[INPUT — start]
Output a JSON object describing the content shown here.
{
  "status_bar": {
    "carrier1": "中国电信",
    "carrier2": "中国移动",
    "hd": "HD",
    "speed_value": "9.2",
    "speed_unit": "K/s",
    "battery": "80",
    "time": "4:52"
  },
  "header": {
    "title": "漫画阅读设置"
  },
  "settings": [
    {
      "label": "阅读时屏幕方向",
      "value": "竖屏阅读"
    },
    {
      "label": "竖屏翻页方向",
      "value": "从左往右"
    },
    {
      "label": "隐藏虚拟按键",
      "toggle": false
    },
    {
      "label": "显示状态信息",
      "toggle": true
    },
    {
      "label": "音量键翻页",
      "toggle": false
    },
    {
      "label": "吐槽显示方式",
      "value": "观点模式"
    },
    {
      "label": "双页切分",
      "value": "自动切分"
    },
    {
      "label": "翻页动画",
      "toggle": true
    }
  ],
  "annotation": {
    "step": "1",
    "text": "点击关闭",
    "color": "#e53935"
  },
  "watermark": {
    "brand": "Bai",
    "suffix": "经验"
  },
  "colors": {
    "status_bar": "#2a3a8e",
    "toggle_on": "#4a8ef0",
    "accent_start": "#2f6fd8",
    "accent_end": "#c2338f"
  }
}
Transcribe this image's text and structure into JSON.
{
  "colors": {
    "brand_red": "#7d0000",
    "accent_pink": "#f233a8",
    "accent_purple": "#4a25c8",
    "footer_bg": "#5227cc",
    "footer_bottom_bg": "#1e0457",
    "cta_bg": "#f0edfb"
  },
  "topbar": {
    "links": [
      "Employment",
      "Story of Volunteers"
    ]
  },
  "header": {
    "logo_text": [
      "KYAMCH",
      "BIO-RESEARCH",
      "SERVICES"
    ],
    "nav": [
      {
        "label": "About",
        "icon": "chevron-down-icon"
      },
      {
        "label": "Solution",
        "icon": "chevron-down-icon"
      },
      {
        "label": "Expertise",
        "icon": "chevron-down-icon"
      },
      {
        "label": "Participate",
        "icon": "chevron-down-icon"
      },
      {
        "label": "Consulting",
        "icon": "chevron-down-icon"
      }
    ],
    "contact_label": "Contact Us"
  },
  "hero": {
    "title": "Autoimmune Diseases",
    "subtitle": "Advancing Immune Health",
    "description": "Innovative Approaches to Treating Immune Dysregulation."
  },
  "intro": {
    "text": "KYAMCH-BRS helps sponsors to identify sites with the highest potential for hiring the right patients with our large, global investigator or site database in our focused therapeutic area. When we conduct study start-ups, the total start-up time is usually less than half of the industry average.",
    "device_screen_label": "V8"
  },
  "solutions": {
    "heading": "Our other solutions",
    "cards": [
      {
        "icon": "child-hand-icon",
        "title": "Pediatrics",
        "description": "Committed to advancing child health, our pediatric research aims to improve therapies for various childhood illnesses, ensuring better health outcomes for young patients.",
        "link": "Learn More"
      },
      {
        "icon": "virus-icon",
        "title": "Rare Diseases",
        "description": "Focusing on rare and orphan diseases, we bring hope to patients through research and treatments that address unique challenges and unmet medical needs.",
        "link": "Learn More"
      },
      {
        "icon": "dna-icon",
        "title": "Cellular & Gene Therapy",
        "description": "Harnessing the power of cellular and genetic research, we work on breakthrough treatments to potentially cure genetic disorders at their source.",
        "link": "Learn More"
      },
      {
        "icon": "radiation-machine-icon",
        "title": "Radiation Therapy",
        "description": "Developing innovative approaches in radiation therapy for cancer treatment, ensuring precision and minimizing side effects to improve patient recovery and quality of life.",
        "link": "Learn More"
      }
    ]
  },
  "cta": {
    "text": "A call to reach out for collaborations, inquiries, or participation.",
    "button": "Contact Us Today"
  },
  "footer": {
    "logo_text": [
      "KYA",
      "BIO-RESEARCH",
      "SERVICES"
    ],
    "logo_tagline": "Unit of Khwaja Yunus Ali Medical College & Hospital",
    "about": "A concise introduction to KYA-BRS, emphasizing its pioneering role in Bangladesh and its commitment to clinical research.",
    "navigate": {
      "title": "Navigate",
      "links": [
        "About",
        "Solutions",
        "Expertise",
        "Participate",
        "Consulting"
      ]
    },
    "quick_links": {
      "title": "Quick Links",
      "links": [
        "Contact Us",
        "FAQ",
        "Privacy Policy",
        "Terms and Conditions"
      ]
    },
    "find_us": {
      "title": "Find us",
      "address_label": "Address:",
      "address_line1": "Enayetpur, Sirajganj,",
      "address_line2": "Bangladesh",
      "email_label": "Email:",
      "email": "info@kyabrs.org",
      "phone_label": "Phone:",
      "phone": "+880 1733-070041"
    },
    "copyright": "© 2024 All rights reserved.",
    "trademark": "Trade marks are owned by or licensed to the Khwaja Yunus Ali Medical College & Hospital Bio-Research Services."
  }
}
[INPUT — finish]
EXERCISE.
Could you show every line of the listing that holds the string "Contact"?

TASK ANSWER.
    "contact_label": "Contact Us"
    "button": "Contact Us Today"
        "Contact Us",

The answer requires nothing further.